== EXTRACTED MATERIAL

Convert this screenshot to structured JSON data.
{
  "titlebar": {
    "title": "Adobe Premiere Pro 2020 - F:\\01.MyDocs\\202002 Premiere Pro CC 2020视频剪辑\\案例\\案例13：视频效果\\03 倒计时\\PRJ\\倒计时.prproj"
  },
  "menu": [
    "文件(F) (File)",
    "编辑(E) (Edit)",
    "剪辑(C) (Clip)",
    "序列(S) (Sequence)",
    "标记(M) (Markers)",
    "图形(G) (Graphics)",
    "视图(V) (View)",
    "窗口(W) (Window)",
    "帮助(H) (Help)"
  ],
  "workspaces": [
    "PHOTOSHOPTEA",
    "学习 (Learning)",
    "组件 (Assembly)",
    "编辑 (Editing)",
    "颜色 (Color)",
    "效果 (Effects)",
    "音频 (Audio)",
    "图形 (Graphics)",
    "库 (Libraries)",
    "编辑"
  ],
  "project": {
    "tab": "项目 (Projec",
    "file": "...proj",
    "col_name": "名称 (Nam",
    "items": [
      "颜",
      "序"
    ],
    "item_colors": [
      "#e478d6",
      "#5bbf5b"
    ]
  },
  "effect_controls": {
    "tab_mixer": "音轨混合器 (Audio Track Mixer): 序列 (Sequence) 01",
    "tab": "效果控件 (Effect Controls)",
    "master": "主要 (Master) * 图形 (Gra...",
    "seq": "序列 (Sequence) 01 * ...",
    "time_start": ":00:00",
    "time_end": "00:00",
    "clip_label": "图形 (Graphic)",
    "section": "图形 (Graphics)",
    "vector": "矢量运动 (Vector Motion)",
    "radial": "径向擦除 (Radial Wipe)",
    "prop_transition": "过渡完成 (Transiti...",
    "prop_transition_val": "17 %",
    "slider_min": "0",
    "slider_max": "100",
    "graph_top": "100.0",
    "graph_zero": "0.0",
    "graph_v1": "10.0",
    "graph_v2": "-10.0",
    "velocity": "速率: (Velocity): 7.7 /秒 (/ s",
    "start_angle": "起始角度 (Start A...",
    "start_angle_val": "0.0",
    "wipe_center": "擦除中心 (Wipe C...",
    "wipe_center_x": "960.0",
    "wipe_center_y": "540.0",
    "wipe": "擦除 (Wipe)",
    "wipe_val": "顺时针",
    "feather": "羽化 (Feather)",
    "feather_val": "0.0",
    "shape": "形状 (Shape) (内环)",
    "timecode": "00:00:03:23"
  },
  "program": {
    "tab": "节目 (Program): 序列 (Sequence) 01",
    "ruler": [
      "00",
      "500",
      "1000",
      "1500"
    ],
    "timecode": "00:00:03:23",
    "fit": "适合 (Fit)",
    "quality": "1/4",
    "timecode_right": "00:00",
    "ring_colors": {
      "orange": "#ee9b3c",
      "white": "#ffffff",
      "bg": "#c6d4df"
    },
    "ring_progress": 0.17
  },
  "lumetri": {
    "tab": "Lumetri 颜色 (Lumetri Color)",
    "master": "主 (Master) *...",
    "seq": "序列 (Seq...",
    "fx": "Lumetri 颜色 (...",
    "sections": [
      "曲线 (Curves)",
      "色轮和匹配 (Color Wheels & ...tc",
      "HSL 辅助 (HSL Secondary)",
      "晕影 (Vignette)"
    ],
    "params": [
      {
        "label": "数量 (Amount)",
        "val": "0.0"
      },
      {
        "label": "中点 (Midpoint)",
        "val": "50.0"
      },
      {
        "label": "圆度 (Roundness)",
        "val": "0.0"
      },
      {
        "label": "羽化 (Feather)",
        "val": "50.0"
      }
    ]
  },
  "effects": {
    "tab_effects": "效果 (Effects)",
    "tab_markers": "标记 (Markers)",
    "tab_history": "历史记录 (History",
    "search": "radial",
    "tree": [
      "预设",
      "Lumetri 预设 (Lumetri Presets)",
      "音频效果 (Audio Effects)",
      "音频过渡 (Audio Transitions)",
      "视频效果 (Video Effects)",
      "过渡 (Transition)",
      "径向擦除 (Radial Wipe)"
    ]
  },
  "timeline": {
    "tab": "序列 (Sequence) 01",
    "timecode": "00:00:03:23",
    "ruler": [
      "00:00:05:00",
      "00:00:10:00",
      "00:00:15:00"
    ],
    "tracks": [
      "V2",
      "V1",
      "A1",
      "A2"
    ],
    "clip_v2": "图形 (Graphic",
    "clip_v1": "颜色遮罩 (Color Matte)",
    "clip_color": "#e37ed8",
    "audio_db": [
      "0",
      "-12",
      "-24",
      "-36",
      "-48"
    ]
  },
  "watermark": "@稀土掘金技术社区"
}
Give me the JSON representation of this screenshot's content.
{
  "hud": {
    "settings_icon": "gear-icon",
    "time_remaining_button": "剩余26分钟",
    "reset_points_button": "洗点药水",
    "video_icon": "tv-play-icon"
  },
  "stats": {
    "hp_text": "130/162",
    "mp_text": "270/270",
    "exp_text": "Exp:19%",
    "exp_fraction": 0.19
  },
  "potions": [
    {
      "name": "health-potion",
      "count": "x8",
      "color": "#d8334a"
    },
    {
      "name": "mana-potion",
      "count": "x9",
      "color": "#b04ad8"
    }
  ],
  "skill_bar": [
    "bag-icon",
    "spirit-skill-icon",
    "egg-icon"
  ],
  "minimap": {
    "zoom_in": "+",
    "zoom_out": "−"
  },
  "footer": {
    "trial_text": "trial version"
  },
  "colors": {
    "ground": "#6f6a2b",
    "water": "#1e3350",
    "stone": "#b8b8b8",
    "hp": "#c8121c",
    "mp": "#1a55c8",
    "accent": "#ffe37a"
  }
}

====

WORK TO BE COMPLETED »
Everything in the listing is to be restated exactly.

ANSWER SPACE »
Convert this screenshot to structured JSON data.
{
  "titlebar": {
    "title": "Adobe Premiere Pro 2020 - F:\\01.MyDocs\\202002 Premiere Pro CC 2020视频剪辑\\案例\\案例13：视频效果\\03 倒计时\\PRJ\\倒计时.prproj"
  },
  "menu": [
    "文件(F) (File)",
    "编辑(E) (Edit)",
    "剪辑(C) (Clip)",
    "序列(S) (Sequence)",
    "标记(M) (Markers)",
    "图形(G) (Graphics)",
    "视图(V) (View)",
    "窗口(W) (Window)",
    "帮助(H) (Help)"
  ],
  "workspaces": [
    "PHOTOSHOPTEA",
    "学习 (Learning)",
    "组件 (Assembly)",
    "编辑 (Editing)",
    "颜色 (Color)",
    "效果 (Effects)",
    "音频 (Audio)",
    "图形 (Graphics)",
    "库 (Libraries)",
    "编辑"
  ],
  "project": {
    "tab": "项目 (Projec",
    "file": "...proj",
    "col_name": "名称 (Nam",
    "items": [
      "颜",
      "序"
    ],
    "item_colors": [
      "#e478d6",
      "#5bbf5b"
    ]
  },
  "effect_controls": {
    "tab_mixer": "音轨混合器 (Audio Track Mixer): 序列 (Sequence) 01",
    "tab": "效果控件 (Effect Controls)",
    "master": "主要 (Master) * 图形 (Gra...",
    "seq": "序列 (Sequence) 01 * ...",
    "time_start": ":00:00",
    "time_end": "00:00",
    "clip_label": "图形 (Graphic)",
    "section": "图形 (Graphics)",
    "vector": "矢量运动 (Vector Motion)",
    "radial": "径向擦除 (Radial Wipe)",
    "prop_transition": "过渡完成 (Transiti...",
    "prop_transition_val": "17 %",
    "slider_min": "0",
    "slider_max": "100",
    "graph_top": "100.0",
    "graph_zero": "0.0",
    "graph_v1": "10.0",
    "graph_v2": "-10.0",
    "velocity": "速率: (Velocity): 7.7 /秒 (/ s",
    "start_angle": "起始角度 (Start A...",
    "start_angle_val": "0.0",
    "wipe_center": "擦除中心 (Wipe C...",
    "wipe_center_x": "960.0",
    "wipe_center_y": "540.0",
    "wipe": "擦除 (Wipe)",
    "wipe_val": "顺时针",
    "feather": "羽化 (Feather)",
    "feather_val": "0.0",
    "shape": "形状 (Shape) (内环)",
    "timecode": "00:00:03:23"
  },
  "program": {
    "tab": "节目 (Program): 序列 (Sequence) 01",
    "ruler": [
      "00",
      "500",
      "1000",
      "1500"
    ],
    "timecode": "00:00:03:23",
    "fit": "适合 (Fit)",
    "quality": "1/4",
    "timecode_right": "00:00",
    "ring_colors": {
      "orange": "#ee9b3c",
      "white": "#ffffff",
      "bg": "#c6d4df"
    },
    "ring_progress": 0.17
  },
  "lumetri": {
    "tab": "Lumetri 颜色 (Lumetri Color)",
    "master": "主 (Master) *...",
    "seq": "序列 (Seq...",
    "fx": "Lumetri 颜色 (...",
    "sections": [
      "曲线 (Curves)",
      "色轮和匹配 (Color Wheels & ...tc",
      "HSL 辅助 (HSL Secondary)",
      "晕影 (Vignette)"
    ],
    "params": [
      {
        "label": "数量 (Amount)",
        "val": "0.0"
      },
      {
        "label": "中点 (Midpoint)",
        "val": "50.0"
      },
      {
        "label": "圆度 (Roundness)",
        "val": "0.0"
      },
      {
        "label": "羽化 (Feather)",
        "val": "50.0"
      }
    ]
  },
  "effects": {
    "tab_effects": "效果 (Effects)",
    "tab_markers": "标记 (Markers)",
    "tab_history": "历史记录 (History",
    "search": "radial",
    "tree": [
      "预设",
      "Lumetri 预设 (Lumetri Presets)",
      "音频效果 (Audio Effects)",
      "音频过渡 (Audio Transitions)",
      "视频效果 (Video Effects)",
      "过渡 (Transition)",
      "径向擦除 (Radial Wipe)"
    ]
  },
  "timeline": {
    "tab": "序列 (Sequence) 01",
    "timecode": "00:00:03:23",
    "ruler": [
      "00:00:05:00",
      "00:00:10:00",
      "00:00:15:00"
    ],
    "tracks": [
      "V2",
      "V1",
      "A1",
      "A2"
    ],
    "clip_v2": "图形 (Graphic",
    "clip_v1": "颜色遮罩 (Color Matte)",
    "clip_color": "#e37ed8",
    "audio_db": [
      "0",
      "-12",
      "-24",
      "-36",
      "-48"
    ]
  },
  "watermark": "@稀土掘金技术社区"
}
Give me the JSON representation of this screenshot's content.
{
  "hud": {
    "settings_icon": "gear-icon",
    "time_remaining_button": "剩余26分钟",
    "reset_points_button": "洗点药水",
    "video_icon": "tv-play-icon"
  },
  "stats": {
    "hp_text": "130/162",
    "mp_text": "270/270",
    "exp_text": "Exp:19%",
    "exp_fraction": 0.19
  },
  "potions": [
    {
      "name": "health-potion",
      "count": "x8",
      "color": "#d8334a"
    },
    {
      "name": "mana-potion",
      "count": "x9",
      "color": "#b04ad8"
    }
  ],
  "skill_bar": [
    "bag-icon",
    "spirit-skill-icon",
    "egg-icon"
  ],
  "minimap": {
    "zoom_in": "+",
    "zoom_out": "−"
  },
  "footer": {
    "trial_text": "trial version"
  },
  "colors": {
    "ground": "#6f6a2b",
    "water": "#1e3350",
    "stone": "#b8b8b8",
    "hp": "#c8121c",
    "mp": "#1a55c8",
    "accent": "#ffe37a"
  }
}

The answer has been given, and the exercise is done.